The lights dimmed and the room grew quiet as Sarah Lawson read the names of domestic violence victims from Stokes County. Dozens of candles lit up the room as people listened, some wiping away tears.
The ceremony was part of a domestic violence awareness candlelight vigil sponsored by YVEDDI/Stokes Family Violence and Sexual Assault Services on Monday at Mt. Olive Baptist Church. October is Domestic Violence Awareness Month, and organizers hoped the vigil would spread the word about the prevalence of domestic violence.
Ashley Roberts, program specialist for Stokes Family Violence and Sexual Assault Services, called the domestic violence problem an “epidemic.” According to statistics she gathered from N.C. Coalition Against Domestic Violence, 1.3 million women are assaulted each year. Ten million kids witness domestic violence each year, and boys who witness domestic violence are twice as likely to continue it with their partner.
Roberts informed people of the free help available through her agency. YVEDDI offers the services in Stokes, Surry and Yadkin counties, where more than 2,000 clients were served in the last fiscal year.
“We’re working hard to end the epidemic … but we can’t do it alone,” she said.
Sheriff Mike Marshall spoke after Roberts and offered some numbers about domestic violence in Stokes County. He also noted that domestic violence is not just restricted to one gender. In 2011, Stokes County ran 949 domestic violence calls and issued 219 domestic violence orders. From January to the end of August 2012, the county has received 636 domestic violence calls and issued 139 domestic violence orders. There have been two domestic violence deaths in 2012 and there was one in 2011.
Often families try to drop the charges after an initial abuse incident occurs and is reported. The perpetrator promises to be better and the victim decides to let it go. But Marshall said he has not given the go-ahead yet for a charge to be dropped, because he knows how empty the promises to do better usually are. And he has great concern for the children in the homes.

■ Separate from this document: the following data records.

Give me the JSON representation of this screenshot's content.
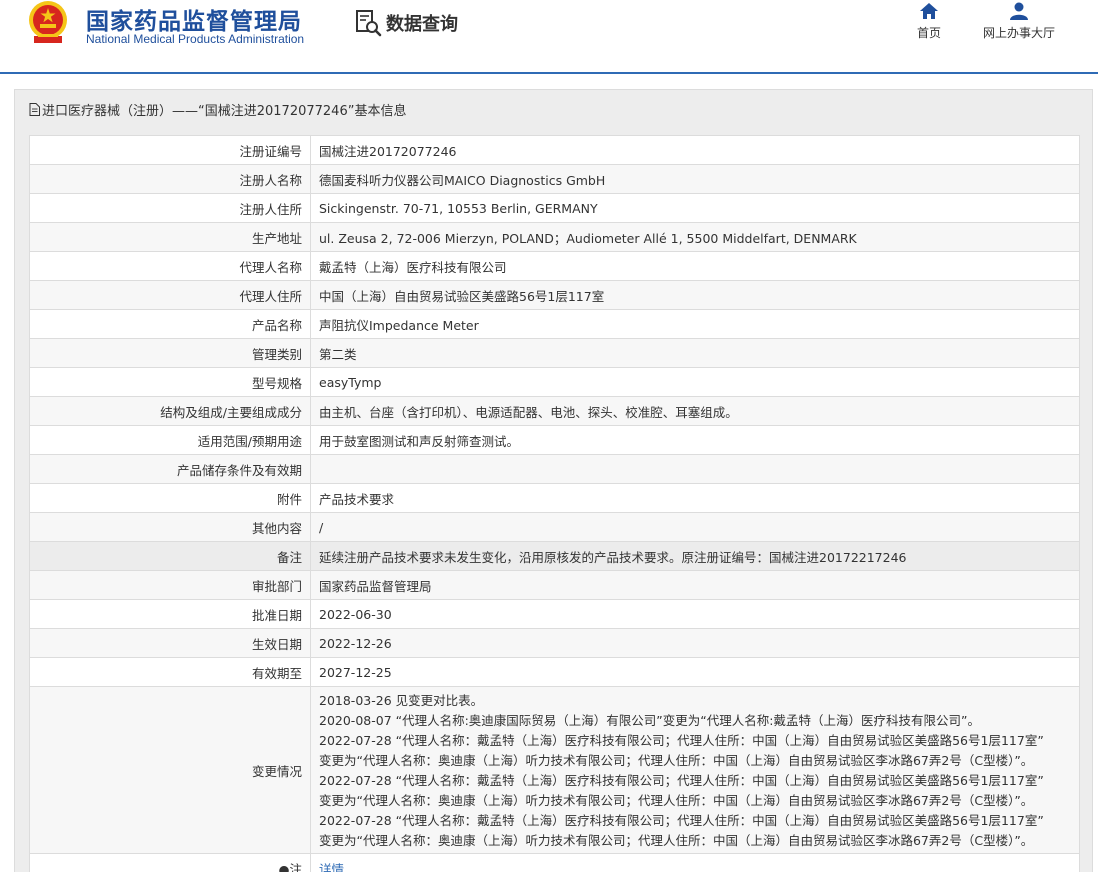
{
  "header": {
    "org_name_cn": "国家药品监督管理局",
    "org_name_en": "National Medical Products Administration",
    "query_label": "数据查询",
    "nav": [
      {
        "label": "首页",
        "icon": "home-icon"
      },
      {
        "label": "网上办事大厅",
        "icon": "user-icon"
      }
    ]
  },
  "panel": {
    "title": "进口医疗器械（注册）——“国械注进20172077246”基本信息"
  },
  "fields": [
    {
      "label": "注册证编号",
      "value": "国械注进20172077246"
    },
    {
      "label": "注册人名称",
      "value": "德国麦科听力仪器公司MAICO Diagnostics GmbH"
    },
    {
      "label": "注册人住所",
      "value": "Sickingenstr. 70-71, 10553 Berlin, GERMANY"
    },
    {
      "label": "生产地址",
      "value": "ul. Zeusa 2, 72-006 Mierzyn, POLAND；Audiometer Allé 1, 5500 Middelfart, DENMARK"
    },
    {
      "label": "代理人名称",
      "value": "戴孟特（上海）医疗科技有限公司"
    },
    {
      "label": "代理人住所",
      "value": "中国（上海）自由贸易试验区美盛路56号1层117室"
    },
    {
      "label": "产品名称",
      "value": "声阻抗仪Impedance Meter"
    },
    {
      "label": "管理类别",
      "value": "第二类"
    },
    {
      "label": "型号规格",
      "value": "easyTymp"
    },
    {
      "label": "结构及组成/主要组成成分",
      "value": "由主机、台座（含打印机）、电源适配器、电池、探头、校准腔、耳塞组成。"
    },
    {
      "label": "适用范围/预期用途",
      "value": "用于鼓室图测试和声反射筛查测试。"
    },
    {
      "label": "产品储存条件及有效期",
      "value": ""
    },
    {
      "label": "附件",
      "value": "产品技术要求"
    },
    {
      "label": "其他内容",
      "value": "/"
    },
    {
      "label": "备注",
      "value": "延续注册产品技术要求未发生变化，沿用原核发的产品技术要求。原注册证编号：国械注进20172217246"
    },
    {
      "label": "审批部门",
      "value": "国家药品监督管理局"
    },
    {
      "label": "批准日期",
      "value": "2022-06-30"
    },
    {
      "label": "生效日期",
      "value": "2022-12-26"
    },
    {
      "label": "有效期至",
      "value": "2027-12-25"
    }
  ],
  "changes": {
    "label": "变更情况",
    "lines": [
      "2018-03-26 见变更对比表。",
      "2020-08-07 “代理人名称:奥迪康国际贸易（上海）有限公司”变更为“代理人名称:戴孟特（上海）医疗科技有限公司”。",
      "2022-07-28 “代理人名称：戴孟特（上海）医疗科技有限公司；代理人住所：中国（上海）自由贸易试验区美盛路56号1层117室”",
      "变更为“代理人名称：奥迪康（上海）听力技术有限公司；代理人住所：中国（上海）自由贸易试验区李冰路67弄2号（C型楼）”。",
      "2022-07-28 “代理人名称：戴孟特（上海）医疗科技有限公司；代理人住所：中国（上海）自由贸易试验区美盛路56号1层117室”",
      "变更为“代理人名称：奥迪康（上海）听力技术有限公司；代理人住所：中国（上海）自由贸易试验区李冰路67弄2号（C型楼）”。",
      "2022-07-28 “代理人名称：戴孟特（上海）医疗科技有限公司；代理人住所：中国（上海）自由贸易试验区美盛路56号1层117室”",
      "变更为“代理人名称：奥迪康（上海）听力技术有限公司；代理人住所：中国（上海）自由贸易试验区李冰路67弄2号（C型楼）”。"
    ]
  },
  "note_row": {
    "label": "●注",
    "value": "详情"
  },
  "colors": {
    "brand_blue": "#1f4f9c",
    "accent_blue": "#2f6bb5",
    "emblem_red": "#d7261e",
    "emblem_gold": "#f5c518"
  }
}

“We have to change what’s happening with kids,” said Marshall. He got choked up as he relayed an account of an encounter 13 years ago that left an impression on him. Marshall was working a stabbing case, and he said he can still remember the look on the little girl’s face after seeing her mom stabbed to death.
After the remarks, candles were lit in the room. A candle had been distributed to each attendee when they arrived. Sarah Lawson read the list of names, then Steve White sang a song about a child who observed domestic violence. Kim Blake sang a song earlier in the event as well. After a closing prayer, refreshments were offered to those in attendance.
Lawson became emotional when she read the list of names and offered thanks to the officers present for their help to those in need. Lawson explained later that she has personally suffered from domestic violence, and she appreciates the help of officers.
She tells other victims: “Don’t give up, because (officers) are there to help you.” Even if there are bumps along the legal process to get protective orders or conviction of charges, Lawson encourages people to keep on trying.
Sheriff Marshall encourages people to seek help. He hopes to one day be able to stand at the vigil and report that there were no deaths that year related to domestic violence.
Roberts said she was very pleased with the turnout, especially on a cold, rainy Monday night. She hopes those who attended will let others know that there is help out there for those suffering from domestic abuse.
Stokes Family Violence and Sexual Assault Services has a 24-hour hotline and also provides information about 50-B and 50-C protective orders, individual and group counseling, court advocacy, community referrals, education programs, and more. And it is all free of charge. Program workers will even transport someone to a shelter if needed due to domestic violence. For more information, call 593-9323.